WHAT YOU HAVE TO DO: Would you please copy each line below that includes the string "kind"?

Page and application data records:
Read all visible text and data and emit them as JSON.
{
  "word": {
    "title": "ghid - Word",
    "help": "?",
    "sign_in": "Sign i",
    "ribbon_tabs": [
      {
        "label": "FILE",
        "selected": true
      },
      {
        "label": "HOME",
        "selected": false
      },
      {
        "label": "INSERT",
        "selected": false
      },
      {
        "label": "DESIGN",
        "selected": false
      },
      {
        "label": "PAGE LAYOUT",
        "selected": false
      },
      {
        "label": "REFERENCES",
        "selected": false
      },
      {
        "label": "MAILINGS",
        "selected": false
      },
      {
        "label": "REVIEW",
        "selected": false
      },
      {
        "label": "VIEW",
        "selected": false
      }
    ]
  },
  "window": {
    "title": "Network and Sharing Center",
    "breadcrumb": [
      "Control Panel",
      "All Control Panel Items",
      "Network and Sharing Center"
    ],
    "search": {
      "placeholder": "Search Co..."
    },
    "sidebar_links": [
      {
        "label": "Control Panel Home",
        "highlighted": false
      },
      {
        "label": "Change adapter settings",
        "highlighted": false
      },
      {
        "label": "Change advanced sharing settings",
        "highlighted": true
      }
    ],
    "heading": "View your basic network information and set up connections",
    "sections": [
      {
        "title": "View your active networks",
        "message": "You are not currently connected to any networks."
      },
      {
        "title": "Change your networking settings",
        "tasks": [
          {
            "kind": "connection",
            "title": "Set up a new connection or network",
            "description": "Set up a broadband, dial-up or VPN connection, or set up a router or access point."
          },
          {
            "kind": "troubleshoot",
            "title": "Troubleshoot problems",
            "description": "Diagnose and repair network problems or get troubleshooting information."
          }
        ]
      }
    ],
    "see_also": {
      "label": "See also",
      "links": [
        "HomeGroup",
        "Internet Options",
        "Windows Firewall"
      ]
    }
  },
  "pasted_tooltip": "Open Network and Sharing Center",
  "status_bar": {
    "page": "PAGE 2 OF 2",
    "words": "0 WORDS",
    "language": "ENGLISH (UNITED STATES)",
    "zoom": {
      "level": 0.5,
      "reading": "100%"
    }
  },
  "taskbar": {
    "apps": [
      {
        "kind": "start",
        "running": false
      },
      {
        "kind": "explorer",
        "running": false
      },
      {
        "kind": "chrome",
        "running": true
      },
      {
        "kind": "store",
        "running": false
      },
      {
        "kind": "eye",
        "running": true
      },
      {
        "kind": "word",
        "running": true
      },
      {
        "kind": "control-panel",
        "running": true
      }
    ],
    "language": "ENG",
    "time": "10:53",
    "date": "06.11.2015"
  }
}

SOLUTION TO THE EXERCISE:
            "kind": "connection",
            "kind": "troubleshoot",
        "kind": "start",
        "kind": "explorer",
        "kind": "chrome",
        "kind": "store",
        "kind": "eye",
        "kind": "word",
        "kind": "control-panel",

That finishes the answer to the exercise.